*** Provided material Section Begins ***

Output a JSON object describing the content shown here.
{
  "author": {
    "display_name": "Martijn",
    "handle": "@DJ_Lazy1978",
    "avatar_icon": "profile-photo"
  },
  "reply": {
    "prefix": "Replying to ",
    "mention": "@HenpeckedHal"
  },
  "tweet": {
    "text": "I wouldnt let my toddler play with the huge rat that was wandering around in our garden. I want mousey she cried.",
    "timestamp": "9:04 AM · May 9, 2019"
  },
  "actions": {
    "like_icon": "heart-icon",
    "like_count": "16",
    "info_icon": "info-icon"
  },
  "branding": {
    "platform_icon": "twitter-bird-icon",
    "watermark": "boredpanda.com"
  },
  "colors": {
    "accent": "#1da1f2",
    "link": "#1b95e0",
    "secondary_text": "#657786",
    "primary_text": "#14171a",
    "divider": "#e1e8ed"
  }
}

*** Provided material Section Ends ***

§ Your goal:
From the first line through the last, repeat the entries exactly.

§ Answer to this task:
Output a JSON object describing the content shown here.
{
  "author": {
    "display_name": "Martijn",
    "handle": "@DJ_Lazy1978",
    "avatar_icon": "profile-photo"
  },
  "reply": {
    "prefix": "Replying to ",
    "mention": "@HenpeckedHal"
  },
  "tweet": {
    "text": "I wouldnt let my toddler play with the huge rat that was wandering around in our garden. I want mousey she cried.",
    "timestamp": "9:04 AM · May 9, 2019"
  },
  "actions": {
    "like_icon": "heart-icon",
    "like_count": "16",
    "info_icon": "info-icon"
  },
  "branding": {
    "platform_icon": "twitter-bird-icon",
    "watermark": "boredpanda.com"
  },
  "colors": {
    "accent": "#1da1f2",
    "link": "#1b95e0",
    "secondary_text": "#657786",
    "primary_text": "#14171a",
    "divider": "#e1e8ed"
  }
}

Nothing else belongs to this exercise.